You know, as you get older, you grow independent of your parents, but you never get to the place where you don’t look back over your shoulder to see if they are giving you a smile of encouragement and a wave that sends you on and a round of applause that finds its way into your heart and lifts you.
That day in July of 1985 when I received my mother’s last letter, I realized that never again would she hear me preach, never again would she share a meal at our table, never again would she relish the presence of her grandchildren—and I realized that from that time on whenever I looked back, she wouldn’t be there anymore—and all I could do was weep.
My friends, love while you have the chance. Don’t miss any moment which is yours for they are gone too soon. Memories are all that you will have at that point, so in the name of Jesus Christ, I plead with you: build good memories! Love while you can love. I did and I am glad.
Well, there is yet one more thing for me to do…
Of all the cards we have received these last weeks, there was one card in particular which, the moment I opened it, burned its message into my mind and heart. It came from Ginny Porter. This is what it said: “Death is not extinguishing the light, it is putting out the lamp because the dawn has come.” For my mother, at long, long last, the dawn has come. She has laid aside a mind destroyed and body wasted by disease to claim the new mind and the new body and the new light and the new life of the Kingdom of heaven. The dawn has come—thank God, the dawn has come.
Up to now, I could not answer that last letter my mother wrote to us. But since the dawn has come, my mother can now hear and understand again. Today, then, seven years later, I want to answer her letter. She wrote: “Dear Trish and Howard, I have tried so long to write you but nothing came out but ‘I love you.’ I hope that is sufficient because I hope it is enough. Is that enough? Love and kisses, Mom.”
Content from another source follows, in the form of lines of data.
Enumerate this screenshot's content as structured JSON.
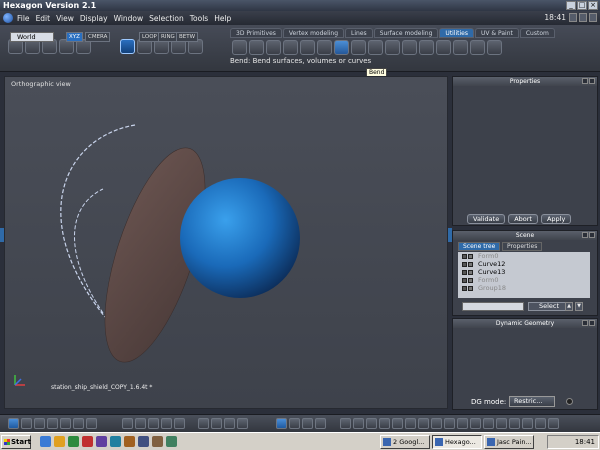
{
  "app": {
    "title": "Hexagon Version 2.1",
    "clock": "18:41"
  },
  "menu": {
    "items": [
      "File",
      "Edit",
      "View",
      "Display",
      "Window",
      "Selection",
      "Tools",
      "Help"
    ]
  },
  "toolbar": {
    "tabs": [
      {
        "label": "3D Primitives",
        "active": false
      },
      {
        "label": "Vertex modeling",
        "active": false
      },
      {
        "label": "Lines",
        "active": false
      },
      {
        "label": "Surface modeling",
        "active": false
      },
      {
        "label": "Utilities",
        "active": true
      },
      {
        "label": "UV & Paint",
        "active": false
      },
      {
        "label": "Custom",
        "active": false
      }
    ],
    "coord_space": "World",
    "chips": [
      "XYZ",
      "CMERA",
      "LOOP",
      "RING",
      "BETW"
    ],
    "status": "Bend: Bend surfaces, volumes or curves",
    "tooltip": "Bend"
  },
  "viewport": {
    "label": "Orthographic view",
    "file_name": "station_ship_shield_COPY_1.6.4t *"
  },
  "properties_panel": {
    "title": "Properties",
    "buttons": {
      "validate": "Validate",
      "abort": "Abort",
      "apply": "Apply"
    }
  },
  "scene_panel": {
    "title": "Scene",
    "tabs": {
      "tree": "Scene tree",
      "properties": "Properties"
    },
    "items": [
      {
        "name": "Curve12",
        "dim": false
      },
      {
        "name": "Curve13",
        "dim": false
      },
      {
        "name": "Form0",
        "dim": true
      },
      {
        "name": "Group18",
        "dim": true
      },
      {
        "name": "Form0",
        "dim": false
      }
    ],
    "select_label": "Select"
  },
  "dg_panel": {
    "title": "Dynamic Geometry",
    "mode_label": "DG mode:",
    "mode_value": "Restric..."
  },
  "taskbar": {
    "start": "Start",
    "tasks": [
      {
        "label": "2 Googl...",
        "active": false
      },
      {
        "label": "Hexago...",
        "active": true
      },
      {
        "label": "Jasc Pain...",
        "active": false
      }
    ],
    "clock": "18:41"
  },
  "colors": {
    "accent": "#2f6aa8",
    "sphere": "#1c6fc0",
    "disc": "#5a4745",
    "background": "#454953"
  }
}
Yes, Mom, it is enough. It is more than enough. And it will keep me strong in the Lord until we embrace again…